(This is part 2 of my experience of switching over from a PC to a Mac. To read the introduction, click here)
Once you go Mac, you never go back. That’s what they say.
Being a bleeding heart PC user (and a bit of a skeptic in general), I had my doubts. I didn’t expect to hate using a Mac. I simply doubted that I would be swayed from my preference of Windows.
I have to say though, Apple makes a great first impression.
Opening Pandora’s Beautiful Box
The packaging for my iMac was quite impressive. Folding open it’s trapezoid-esque box, I was greeted by a three-piece Styrofoam construct. Nestled securely in the top was a thin rectangular box which held the wireless aluminum keyboard and mouse.

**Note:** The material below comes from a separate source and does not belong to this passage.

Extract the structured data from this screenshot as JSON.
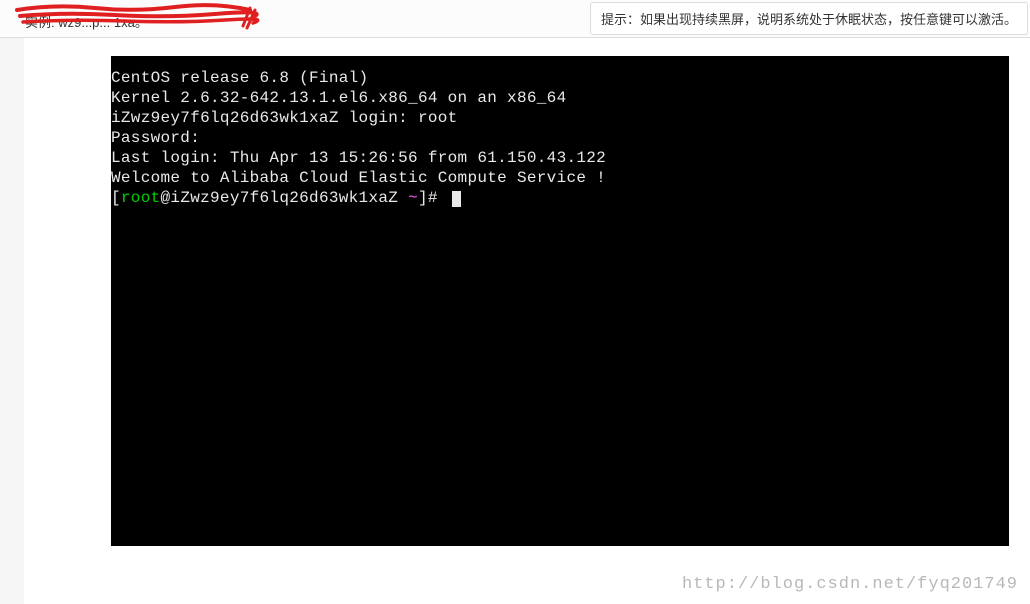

The keyboard lacked a number pad, which I didn’t mind because I never use the number pad. The mouse, known as the “Magic Mouse”, features no visible buttons and at first glance, appears to fall in line with Apple’s traditional (and nonsensical) one button pointing devices.
It would eventually become one of my favorites pieces (but more on that later).
Finally, the rectangle box held a very lovely dust cloth with a subtle Apple logo in the corner. Now that I had the accessories unboxed, it was time for the main event.
Sliding the Styrofoam off piece by piece, I made my way to the still shielded iMac. Between the clear plastic wrapping around the base and the cloth-like screen cover that fit perfectly around the rest, I had no doubts that my computer wouldn’t have so much as a smudge on it.
Like a bride that remains veiled until the pronouncement of her marriage, this Mac had been saved for me, and me alone. I felt obligated to handle it as delicately as possible as I removed the rest of the wrapping. A few minutes later, the all-in-one unit sat before, ready to be used.
Its simplicity serves it well. I was surprised at how thin it was. Even for a computer with no disk drive, it seemed remarkably compact. And with only a power cord to plug in, the computer left my desk feeling surprisingly clutter free.
So far, the Mac and I were off to a good start. I was ready to turn it on.
Let There Be Light and Sound and Stuff
With a push of the practically hidden power button, the screen flashed a blazing white light as its unseen speakers let out the infamous Apple “startup chime”. Am I the only one that thinks of Jurassic Park every time I hear that? Anyway, the mouse and keyboard quickly synced up with the system, giving me the ability to finish the setup. The rest of the process was very painless and took about half as much time as unboxing the computer did. Before I knew it, I was greeted by the default OS background and the beauty of the Retina display.
Beauty and the Beastly External Monitor
I quickly went about installing my go-to programs including Drive, Chrome, and most importantly, Spotify. Installing a program on a Mac feels more like installing an app on my phone than it does installing a program on, say, Windows.
By that I mean I felt very removed from the process as a whole (which I had mixed feelings about). I also don’t really get the purpose of dragging the icon into the “Applications” folder, but whatever. I had my programs and everything worked fine. Time to plug in the external monitor.
First I had to plug the HDMI cable into the thunder adapter, which then plugged into the Mac. Apple and its proprietary ports. Why my four-year-old HP laptop has an HDMI port and my brand new iMac doesn’t, I’ll never understand.
Anyway, I turned on the monitor to discover that it looked like garbage. The background image was fuzzy, text was blurry and almost unreadable in spots. Sitting next to the Mac’s Retina display only made it worse. I was very confused because I had just had this monitor running off my laptop the day before, and it looked glorious.
Fixing Blurry Image and Text on a Mac’s External Monitor
To make a long story short, apparently the latest Mac-OS thinks that quite a few monitors are TVs and sends them the wrong video single. To correct this, I had to download a script, use terminal to run the script, create an override folder, force my Mac to show me my system files, and place the override folder into the system files.
Seeing as I don’t know Mac infrastructure at all (it’s like they try to hide everything from you), I had to look up how to do every step along the way. If you find yourself with a similar issue, this is what I used to fix it (click here).
I ended up fixing this issue for everyone else in the office too. Is it weird that I, the resident PC guy, had to fix our offices Mac problem? A little. But I least I learned a lot along the way.
And that was basically my first experience with my own Mac. We got along pretty well, but I’m not sure I’m ready to hold hands and stuff. Once everything was running, it just felt like a computer. Sure, the layout is different, and it has this dumb “command key”, but otherwise it felt pretty familiar.
I would imagine it’s comparable to driving in Europe where you’re on the left side of the road and everything is metric. I suppose I can handle that.
Comeback for the final Mac Experience post where I layout my full list of Mac Pros and Cons.
Did you expect a bigger reaction? Should I have started bowing down before my iMac? Does the Apple startup chime make you think of Jurassic Park?